Q. What is "music therapy" and how does it benefit the aging population? AWe asked Laurel Redecker, a member of the Seattle-King County Advisory Council on Aging, to respond.
While teaching organ and piano lessons at a senior center, Redecker could see that playing a musical instrument was therapeutic to the seniors who took lessons.
This led her to pursue a college degree in "Music Therapy for the Aging," which she received in 1991 at 54. But let's let her explain better:
"Most of us know that music can be therapeutic, but music therapists use music in special ways. They use music to soothe or stimulate activity, to provide socialization, to express patriotism, religion, or a sense of fraternity, or to help recall memorable experiences.
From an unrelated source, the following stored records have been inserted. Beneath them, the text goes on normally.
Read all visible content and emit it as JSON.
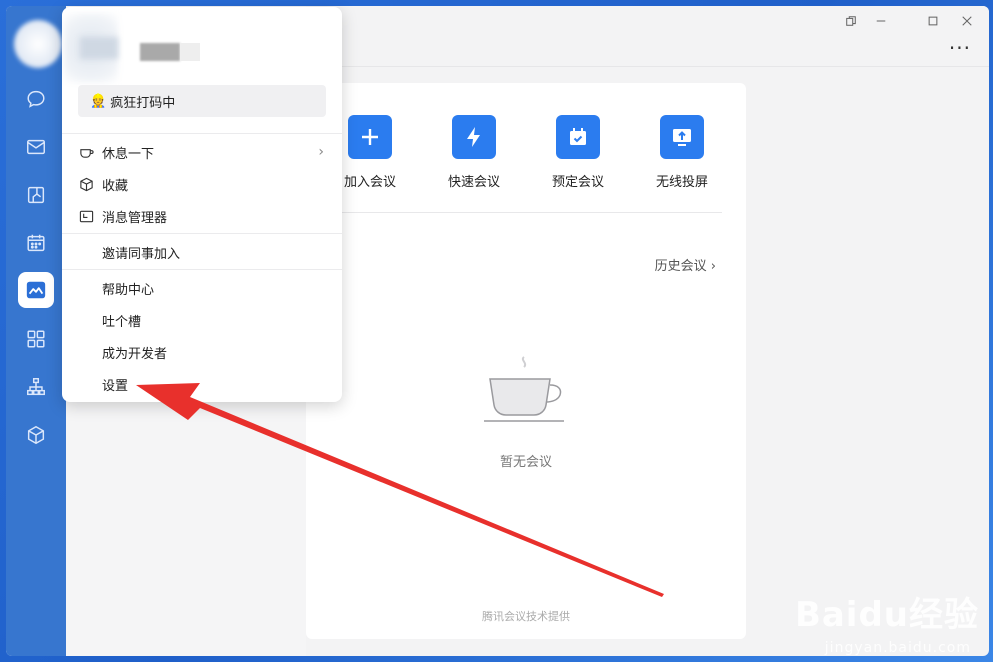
{
  "window": {
    "controls": [
      "pin",
      "minimize",
      "maximize",
      "close"
    ],
    "more_label": "···"
  },
  "sidebar": {
    "items": [
      {
        "name": "chat",
        "icon": "chat-bubble-icon"
      },
      {
        "name": "mail",
        "icon": "mail-icon"
      },
      {
        "name": "docs",
        "icon": "docs-icon"
      },
      {
        "name": "calendar",
        "icon": "calendar-icon"
      },
      {
        "name": "meeting",
        "icon": "meeting-icon",
        "active": true
      },
      {
        "name": "workbench",
        "icon": "grid-icon"
      },
      {
        "name": "contacts",
        "icon": "org-chart-icon"
      },
      {
        "name": "apps",
        "icon": "cube-icon"
      }
    ],
    "accent": "#3776cf"
  },
  "popup": {
    "status": {
      "emoji": "👷",
      "text": "疯狂打码中"
    },
    "items": [
      {
        "label": "休息一下",
        "icon": "coffee-cup-icon",
        "has_submenu": true
      },
      {
        "label": "收藏",
        "icon": "box-icon"
      },
      {
        "label": "消息管理器",
        "icon": "clock-window-icon"
      },
      {
        "label": "邀请同事加入"
      },
      {
        "label": "帮助中心"
      },
      {
        "label": "吐个槽"
      },
      {
        "label": "成为开发者"
      },
      {
        "label": "设置"
      }
    ]
  },
  "meeting": {
    "actions": [
      {
        "label": "加入会议",
        "icon": "plus-icon"
      },
      {
        "label": "快速会议",
        "icon": "lightning-icon"
      },
      {
        "label": "预定会议",
        "icon": "calendar-check-icon"
      },
      {
        "label": "无线投屏",
        "icon": "screen-cast-icon"
      }
    ],
    "history_link": "历史会议",
    "empty_text": "暂无会议",
    "footer": "腾讯会议技术提供",
    "accent": "#2b7cef"
  },
  "watermark": {
    "main": "Baidu经验",
    "sub": "jingyan.baidu.com"
  }
}
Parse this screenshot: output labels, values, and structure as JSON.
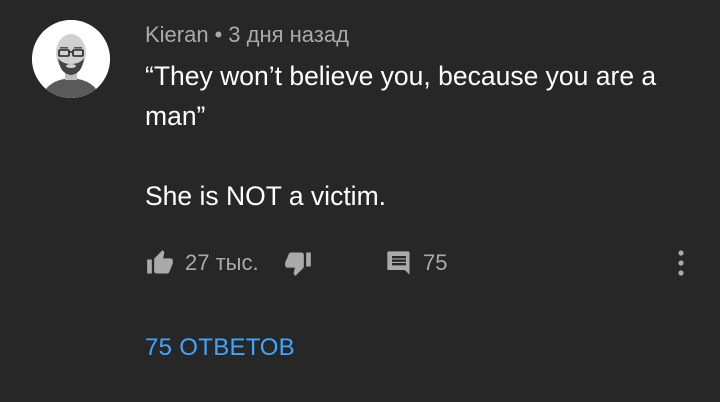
{
  "comment": {
    "author": "Kieran",
    "separator": "•",
    "time": "3 дня назад",
    "text_line1": "“They won’t believe you, because you are a man”",
    "text_line2": "She is NOT a victim.",
    "avatar_icon": "avatar-bald-man-with-glasses-beard"
  },
  "actions": {
    "like_icon": "thumb-up-icon",
    "like_count": "27 тыс.",
    "dislike_icon": "thumb-down-icon",
    "reply_icon": "comment-icon",
    "reply_count": "75",
    "more_icon": "vertical-dots-icon"
  },
  "replies": {
    "label": "75 ОТВЕТОВ",
    "color": "#3ea6ff"
  },
  "colors": {
    "background": "#272727",
    "primary_text": "#ffffff",
    "secondary_text": "#aaaaaa"
  }
}
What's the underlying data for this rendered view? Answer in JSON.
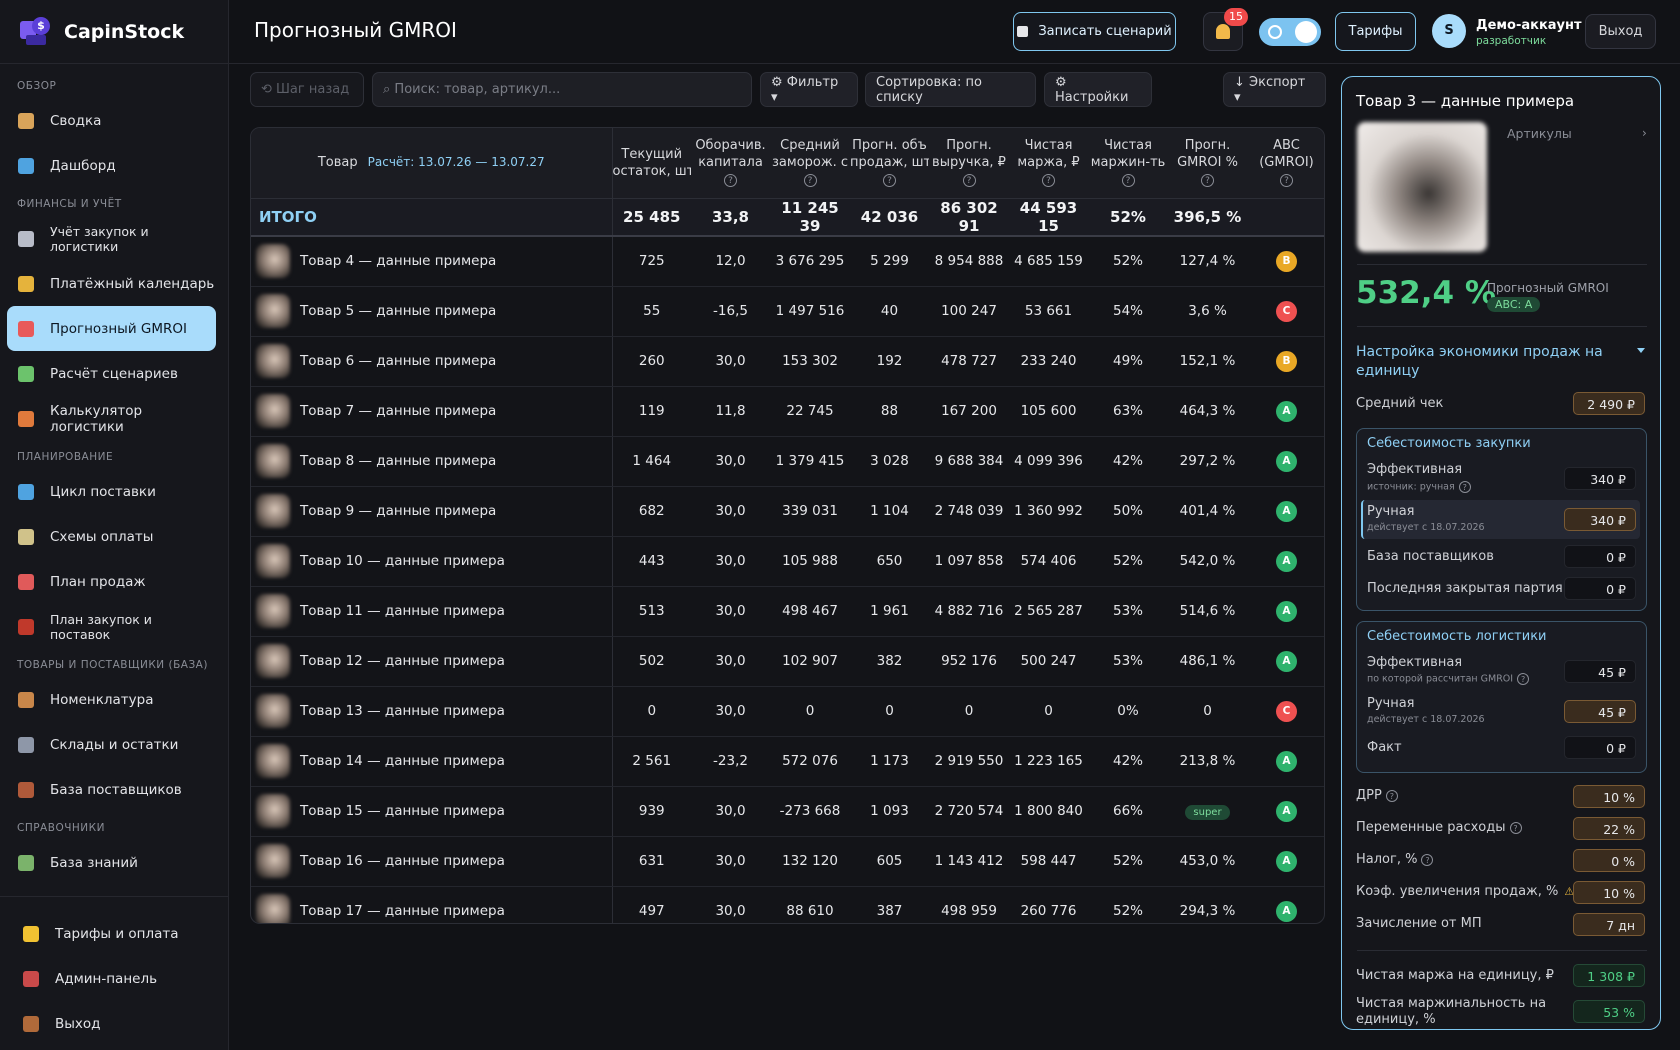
{
  "app": {
    "name": "CapinStock"
  },
  "sidebar": {
    "sections": [
      {
        "title": "ОБЗОР",
        "items": [
          {
            "label": "Сводка"
          },
          {
            "label": "Дашборд"
          }
        ]
      },
      {
        "title": "ФИНАНСЫ И УЧЁТ",
        "items": [
          {
            "label": "Учёт закупок и логистики"
          },
          {
            "label": "Платёжный календарь"
          },
          {
            "label": "Прогнозный GMROI"
          },
          {
            "label": "Расчёт сценариев"
          },
          {
            "label": "Калькулятор логистики"
          }
        ]
      },
      {
        "title": "ПЛАНИРОВАНИЕ",
        "items": [
          {
            "label": "Цикл поставки"
          },
          {
            "label": "Схемы оплаты"
          },
          {
            "label": "План продаж"
          },
          {
            "label": "План закупок и поставок"
          }
        ]
      },
      {
        "title": "ТОВАРЫ И ПОСТАВЩИКИ (БАЗА)",
        "items": [
          {
            "label": "Номенклатура"
          },
          {
            "label": "Склады и остатки"
          },
          {
            "label": "База поставщиков"
          }
        ]
      },
      {
        "title": "СПРАВОЧНИКИ",
        "items": [
          {
            "label": "База знаний"
          }
        ]
      }
    ],
    "bottom": [
      {
        "label": "Тарифы и оплата"
      },
      {
        "label": "Админ-панель"
      },
      {
        "label": "Выход"
      }
    ]
  },
  "header": {
    "title": "Прогнозный GMROI",
    "record_label": "Записать сценарий",
    "notifications": "15",
    "tariffs_label": "Тарифы",
    "avatar_letter": "S",
    "account_name": "Демо-аккаунт",
    "account_role": "разработчик",
    "logout_label": "Выход"
  },
  "toolbar": {
    "back_label": "⟲ Шаг назад",
    "search_placeholder": "⌕ Поиск: товар, артикул...",
    "filter_label": "⚙ Фильтр ▾",
    "sort_label": "Сортировка: по списку",
    "settings_label": "⚙ Настройки",
    "export_label": "↓ Экспорт ▾"
  },
  "table": {
    "product_header": "Товар",
    "period": "Расчёт: 13.07.26 — 13.07.27",
    "columns": [
      {
        "l1": "Текущий",
        "l2": "остаток, шт"
      },
      {
        "l1": "Оборачив.",
        "l2": "капитала"
      },
      {
        "l1": "Средний",
        "l2": "заморож. с"
      },
      {
        "l1": "Прогн. объ",
        "l2": "продаж, шт"
      },
      {
        "l1": "Прогн.",
        "l2": "выручка, ₽"
      },
      {
        "l1": "Чистая",
        "l2": "маржа, ₽"
      },
      {
        "l1": "Чистая",
        "l2": "маржин-ть"
      },
      {
        "l1": "Прогн.",
        "l2": "GMROI %"
      },
      {
        "l1": "ABC",
        "l2": "(GMROI)"
      }
    ],
    "total": {
      "label": "ИТОГО",
      "stock": "25 485",
      "turnover": "33,8",
      "frozen": "11 245 39",
      "volume": "42 036",
      "revenue": "86 302 91",
      "margin": "44 593 15",
      "margin_pct": "52%",
      "gmroi": "396,5 %"
    },
    "rows": [
      {
        "name": "Товар 4 — данные примера",
        "stock": "725",
        "turnover": "12,0",
        "frozen": "3 676 295",
        "volume": "5 299",
        "revenue": "8 954 888",
        "margin": "4 685 159",
        "margin_pct": "52%",
        "gmroi": "127,4 %",
        "gmroi_color": "green",
        "abc": "B"
      },
      {
        "name": "Товар 5 — данные примера",
        "stock": "55",
        "turnover": "-16,5",
        "frozen": "1 497 516",
        "volume": "40",
        "revenue": "100 247",
        "margin": "53 661",
        "margin_pct": "54%",
        "gmroi": "3,6 %",
        "gmroi_color": "orange",
        "abc": "C"
      },
      {
        "name": "Товар 6 — данные примера",
        "stock": "260",
        "turnover": "30,0",
        "frozen": "153 302",
        "volume": "192",
        "revenue": "478 727",
        "margin": "233 240",
        "margin_pct": "49%",
        "gmroi": "152,1 %",
        "gmroi_color": "green",
        "abc": "B"
      },
      {
        "name": "Товар 7 — данные примера",
        "stock": "119",
        "turnover": "11,8",
        "frozen": "22 745",
        "volume": "88",
        "revenue": "167 200",
        "margin": "105 600",
        "margin_pct": "63%",
        "gmroi": "464,3 %",
        "gmroi_color": "green",
        "abc": "A"
      },
      {
        "name": "Товар 8 — данные примера",
        "stock": "1 464",
        "turnover": "30,0",
        "frozen": "1 379 415",
        "volume": "3 028",
        "revenue": "9 688 384",
        "margin": "4 099 396",
        "margin_pct": "42%",
        "gmroi": "297,2 %",
        "gmroi_color": "green",
        "abc": "A"
      },
      {
        "name": "Товар 9 — данные примера",
        "stock": "682",
        "turnover": "30,0",
        "frozen": "339 031",
        "volume": "1 104",
        "revenue": "2 748 039",
        "margin": "1 360 992",
        "margin_pct": "50%",
        "gmroi": "401,4 %",
        "gmroi_color": "green",
        "abc": "A"
      },
      {
        "name": "Товар 10 — данные примера",
        "stock": "443",
        "turnover": "30,0",
        "frozen": "105 988",
        "volume": "650",
        "revenue": "1 097 858",
        "margin": "574 406",
        "margin_pct": "52%",
        "gmroi": "542,0 %",
        "gmroi_color": "green",
        "abc": "A"
      },
      {
        "name": "Товар 11 — данные примера",
        "stock": "513",
        "turnover": "30,0",
        "frozen": "498 467",
        "volume": "1 961",
        "revenue": "4 882 716",
        "margin": "2 565 287",
        "margin_pct": "53%",
        "gmroi": "514,6 %",
        "gmroi_color": "green",
        "abc": "A"
      },
      {
        "name": "Товар 12 — данные примера",
        "stock": "502",
        "turnover": "30,0",
        "frozen": "102 907",
        "volume": "382",
        "revenue": "952 176",
        "margin": "500 247",
        "margin_pct": "53%",
        "gmroi": "486,1 %",
        "gmroi_color": "green",
        "abc": "A"
      },
      {
        "name": "Товар 13 — данные примера",
        "stock": "0",
        "turnover": "30,0",
        "frozen": "0",
        "volume": "0",
        "revenue": "0",
        "margin": "0",
        "margin_pct": "0%",
        "gmroi": "0",
        "gmroi_color": "grey",
        "abc": "C"
      },
      {
        "name": "Товар 14 — данные примера",
        "stock": "2 561",
        "turnover": "-23,2",
        "frozen": "572 076",
        "volume": "1 173",
        "revenue": "2 919 550",
        "margin": "1 223 165",
        "margin_pct": "42%",
        "gmroi": "213,8 %",
        "gmroi_color": "green",
        "abc": "A"
      },
      {
        "name": "Товар 15 — данные примера",
        "stock": "939",
        "turnover": "30,0",
        "frozen": "-273 668",
        "volume": "1 093",
        "revenue": "2 720 574",
        "margin": "1 800 840",
        "margin_pct": "66%",
        "gmroi": "super",
        "gmroi_color": "pill",
        "abc": "A"
      },
      {
        "name": "Товар 16 — данные примера",
        "stock": "631",
        "turnover": "30,0",
        "frozen": "132 120",
        "volume": "605",
        "revenue": "1 143 412",
        "margin": "598 447",
        "margin_pct": "52%",
        "gmroi": "453,0 %",
        "gmroi_color": "green",
        "abc": "A"
      },
      {
        "name": "Товар 17 — данные примера",
        "stock": "497",
        "turnover": "30,0",
        "frozen": "88 610",
        "volume": "387",
        "revenue": "498 959",
        "margin": "260 776",
        "margin_pct": "52%",
        "gmroi": "294,3 %",
        "gmroi_color": "green",
        "abc": "A"
      }
    ]
  },
  "panel": {
    "title": "Товар 3 — данные примера",
    "articles_label": "Артикулы",
    "articles_chevron": "›",
    "gmroi_value": "532,4 %",
    "gmroi_label": "Прогнозный GMROI",
    "abc_label": "ABC: A",
    "section_title": "Настройка экономики продаж на единицу",
    "avg_check_label": "Средний чек",
    "avg_check_value": "2 490 ₽",
    "purchase": {
      "title": "Себестоимость закупки",
      "effective_label": "Эффективная",
      "effective_sub": "источник: ручная",
      "effective_value": "340 ₽",
      "manual_label": "Ручная",
      "manual_sub": "действует с 18.07.2026",
      "manual_value": "340 ₽",
      "suppliers_label": "База поставщиков",
      "suppliers_value": "0 ₽",
      "last_batch_label": "Последняя закрытая партия",
      "last_batch_value": "0 ₽"
    },
    "logistics": {
      "title": "Себестоимость логистики",
      "effective_label": "Эффективная",
      "effective_sub": "по которой рассчитан GMROI",
      "effective_value": "45 ₽",
      "manual_label": "Ручная",
      "manual_sub": "действует с 18.07.2026",
      "manual_value": "45 ₽",
      "fact_label": "Факт",
      "fact_value": "0 ₽"
    },
    "drr_label": "ДРР",
    "drr_value": "10 %",
    "variable_label": "Переменные расходы",
    "variable_value": "22 %",
    "tax_label": "Налог, %",
    "tax_value": "0 %",
    "growth_label": "Коэф. увеличения продаж, %",
    "growth_value": "10 %",
    "payout_label": "Зачисление от МП",
    "payout_value": "7 дн",
    "unit_margin_label": "Чистая маржа на единицу, ₽",
    "unit_margin_value": "1 308 ₽",
    "unit_margin_pct_label": "Чистая маржинальность на единицу, %",
    "unit_margin_pct_value": "53 %"
  },
  "colors": {
    "accent": "#a9dcfb",
    "positive": "#4fcf86",
    "warning": "#e5b33c",
    "negative": "#ef5151",
    "panel_border": "#7fc7ef"
  }
}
"The goals of music therapy include appropriate release of emotions, increased verbalization and social skills, reinforced listening skills, and enhanced self-mage and personal development. Because many of these goals can be applied to the aging population, music therapy is an excellent technique for working with the elderly.
"Music therapy is essentially an activity therapy. Such activities include sing-alongs, instrumental play-alongs, songwriting, learning to play an instrument either individually or in groups, or performing for others. Passive music therapy which involves listening only is also very important, for it has been found that listening to music can help control pain, thus decreasing the need for pain medication.
"Many problems specific to the aging population can be helped by music therapy. These include loss of independence, isolation, possible loneliness or depression, or just being perceived by themselves and others as `old and useless.' Music therapy, such as learning to play an instrument, can help build self esteem, offer socialization, and help express individuality and creativity.
"Music therapy for those with dementias, in addition to providing a pleasant experience and socialization, can help effect changes in behavior - at least during the time of the activity. This often happens when the musical piece that is performed is remembered as an important part of the listener's youth. Once when a woman who could no longer talk began singing `The Star Spangled Banner' in a high, clear voice as I played it on the piano, tears came to my eyes.
"Music can be a form of preventive medicine for many, particularly among the `well aging,' who take advantage of the music activities offered at senior centers. If you have any special musical talents, or if you just like to sing, consider joining one of the singing groups or kitchen bands offered at many of the senior centers. . . . The seniors in the choral groups and organ classes I work with consistently report how wonderful it makes them feel to bring joy to others with their music. And if that isn't therapeutic, I don't know what is!"
As Time Goes By appears each Sunday in The Seattle Times and is produced by the Seattle-King County Advisory Council on Aging.
If you're an older person and have a problem, there are many agencies in the Seattle/King County area to help you, but finding the right agency to meet your need can be frustrating and complicated. Senior Information and Assistance may be able to help, call 448-3110 or toll-free, (800) 972-9990.
Please address questions or comments to As Time Goes By, c/o Scene, The Seattle Times, P.O. Box 70, Seattle, WA 98111.
YOU SHOULD KNOW
-- "Women's Aging & Well-Being" lecture/discussion series to help women cope with the issues of growing older. Sponsored by North Seattle Community College and CRONE. Begins April 14 (four Tuesday classes), 6:30-8:30 p.m., Sand Point Way Elementary School, 6208 60th Ave. N.E. ($20; 527-3705).